May 28, 2010 6:03pm

ABC’s Z. Byron Wolf reports: Rep. Joe Sestak walked down the House steps and into a phalanx of TV cameras after Congress wrapped up for the day. Sestak is at the center of a political scandal over whether the Obama White House and former President Clinton crossed an ethical line in trying to dissuade him from entering the Pennsylvania Senate Democratic primary last year. Today he said nothing inappropriate occurred and if he thought something inappropriate occurred he would have “reported it immediately.” But Sestak didn’t exactly embrace the White House either, classifying the offer as one of the “political deals” that are commonplace in Washington. “I understand Washington, DC is often about political deals. you know. (shrugging). I didn't feel bad or good or indifferent, I just said no and moved on,” Sestak said.
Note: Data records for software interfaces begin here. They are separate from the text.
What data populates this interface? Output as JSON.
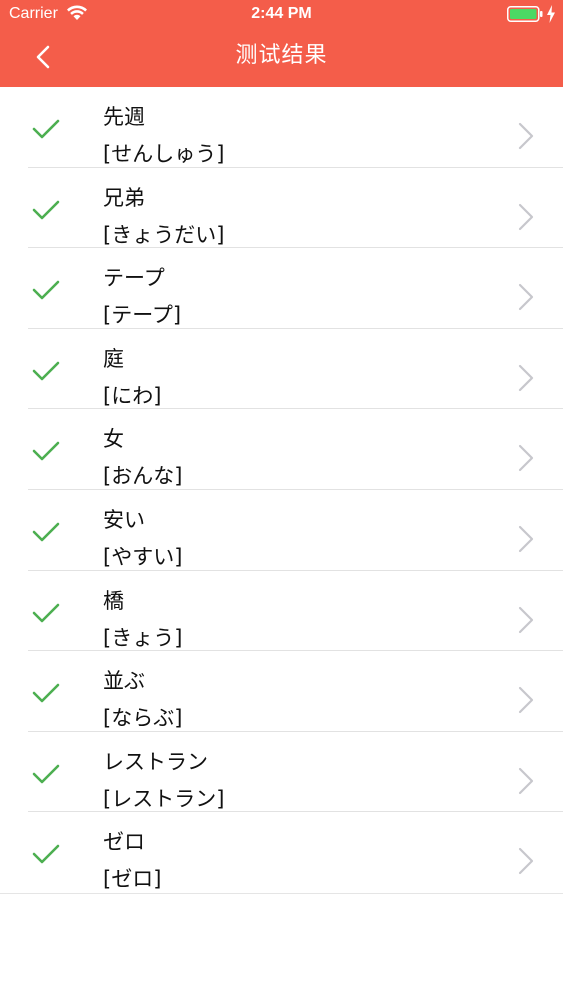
{
  "status_bar": {
    "carrier": "Carrier",
    "time": "2:44 PM"
  },
  "nav": {
    "title": "测试结果",
    "back_icon": "chevron-left-icon"
  },
  "colors": {
    "header_bg": "#f45d4a",
    "check_green": "#4caf50",
    "battery_green": "#4cd964"
  },
  "results": [
    {
      "word": "先週",
      "reading": "[せんしゅう]",
      "correct": true
    },
    {
      "word": "兄弟",
      "reading": "[きょうだい]",
      "correct": true
    },
    {
      "word": "テープ",
      "reading": "[テープ]",
      "correct": true
    },
    {
      "word": "庭",
      "reading": "[にわ]",
      "correct": true
    },
    {
      "word": "女",
      "reading": "[おんな]",
      "correct": true
    },
    {
      "word": "安い",
      "reading": "[やすい]",
      "correct": true
    },
    {
      "word": "橋",
      "reading": "[きょう]",
      "correct": true
    },
    {
      "word": "並ぶ",
      "reading": "[ならぶ]",
      "correct": true
    },
    {
      "word": "レストラン",
      "reading": "[レストラン]",
      "correct": true
    },
    {
      "word": "ゼロ",
      "reading": "[ゼロ]",
      "correct": true
    }
  ]
}
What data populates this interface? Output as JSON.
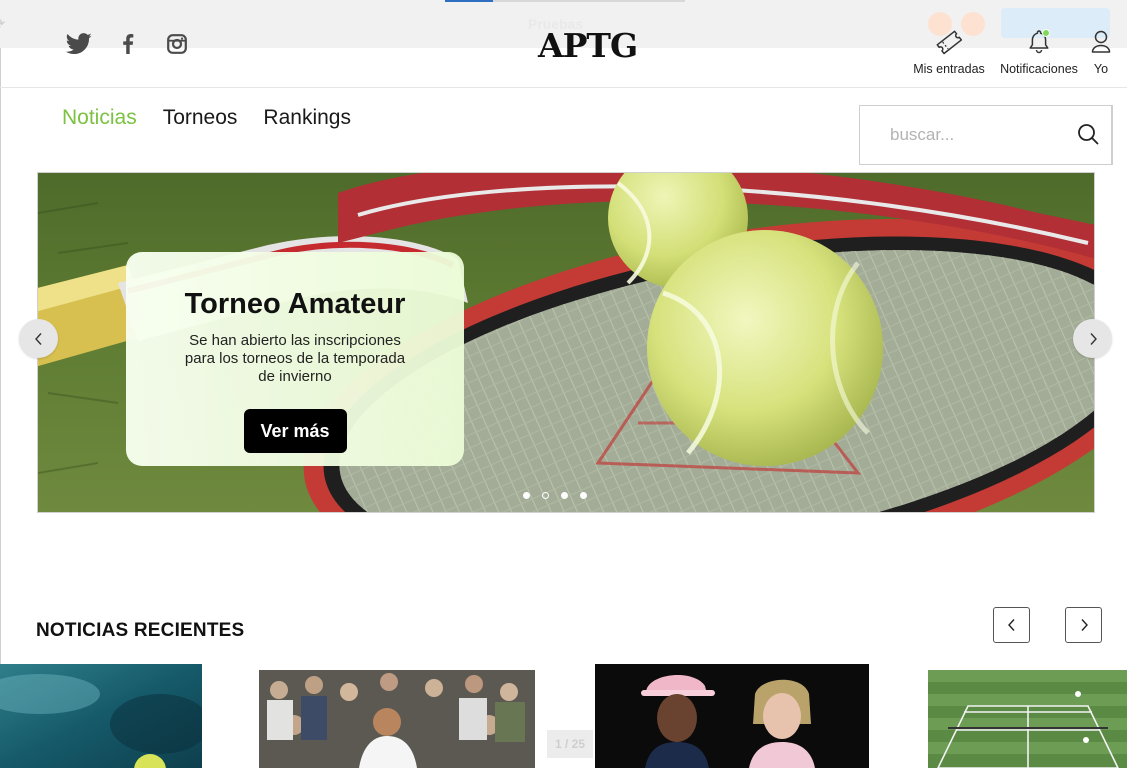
{
  "overlay": {
    "label": "Pruebas",
    "counter": "1 / 25",
    "progress": 0.2
  },
  "header": {
    "logo": "APTG",
    "social": [
      "twitter-icon",
      "facebook-icon",
      "instagram-icon"
    ],
    "actions": [
      {
        "label": "Mis entradas",
        "icon": "ticket-icon"
      },
      {
        "label": "Notificaciones",
        "icon": "bell-icon",
        "has_unread": true
      },
      {
        "label": "Yo",
        "icon": "user-icon"
      }
    ]
  },
  "nav": {
    "items": [
      {
        "label": "Noticias",
        "active": true
      },
      {
        "label": "Torneos",
        "active": false
      },
      {
        "label": "Rankings",
        "active": false
      }
    ]
  },
  "search": {
    "placeholder": "buscar...",
    "value": ""
  },
  "hero": {
    "title": "Torneo Amateur",
    "description": "Se han abierto las inscripciones para los torneos de la temporada de invierno",
    "cta": "Ver más",
    "slide_count": 4,
    "active_slide": 2
  },
  "recent_news": {
    "title": "NOTICIAS RECIENTES"
  },
  "colors": {
    "accent": "#7cc242",
    "notification_dot": "#7ed957",
    "cta_bg": "#000000"
  }
}
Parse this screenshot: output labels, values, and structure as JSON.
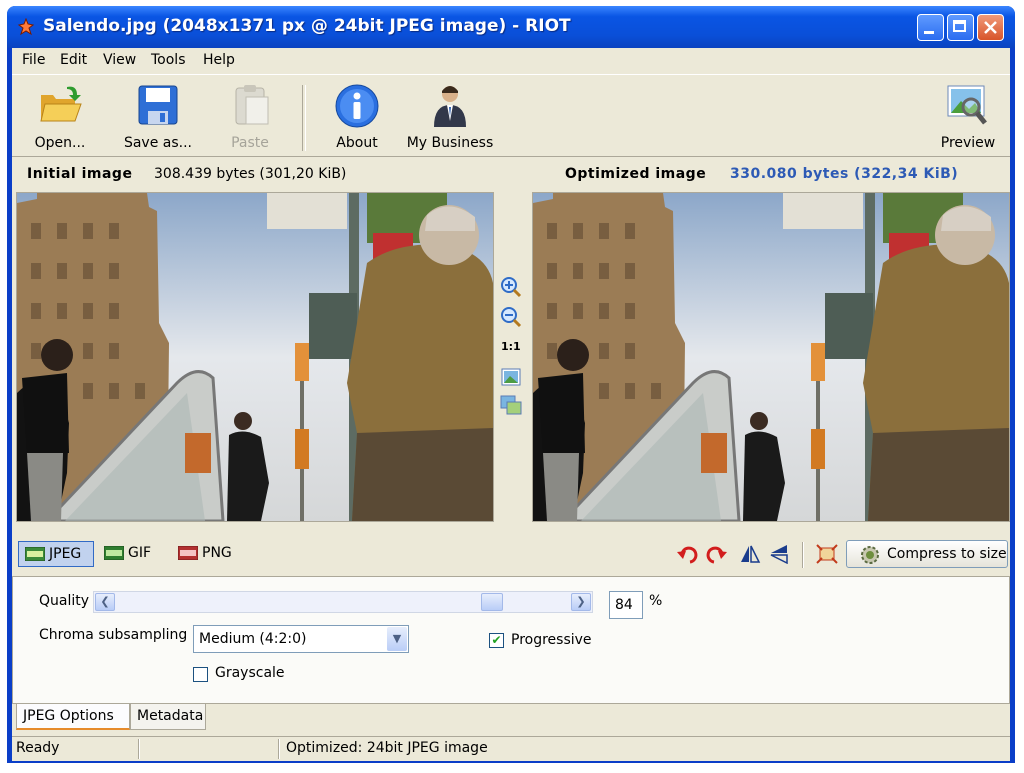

Sestak entered the senate primary in 2009 despite the high-profile discouragement and defeated the incumbent, Sen. Arlen Specter in the primary this month. When a Pennsylvania reporter asked Sestak in February if anyone in the White House had offered him a job to not enter the race, Sestak said yes. But he would not elaborate. Today he said he remained cryptic because he was only answering to his part in the matter. An internal White House investigation released Friday found that the job offer, which was actually, according to the investigation, for the appointment to a Presidential commission, was not inappropriate. The internal investigation is not good enough for some Republicans. Rep. Darrel Issa, who is the ranking Republican on the House Government Reform Committee, waited around the corner and then watched Sestak speak to reporters. Afterward, Issa questioned the validity of the White House investigation and said there needs to be a thorough, unbiased inquiry by the Justice Department. “What we have is an administration that was trying to use a political appointment and a former President trying to get a member of Congress and a former Admiral not to run for an office,” said Issa, suggesting that sounds clearly like a violation of laws that prohibit giving anything of value for a political favor. Sestak said today he had spoken with Clinton about a Presidential appointment only once, for “about 30-60 seconds.” And they had not talked since that day about the primary, except when Clinton called Sestak to congratulate him on defeating Specter. Sestak also said that with the White House report, he thinks the issue will go away. – Z. Byron Wolf

You are using an outdated version of Internet Explorer. Please click here to upgrade your browser in order to comment.
blog comments powered by Disqus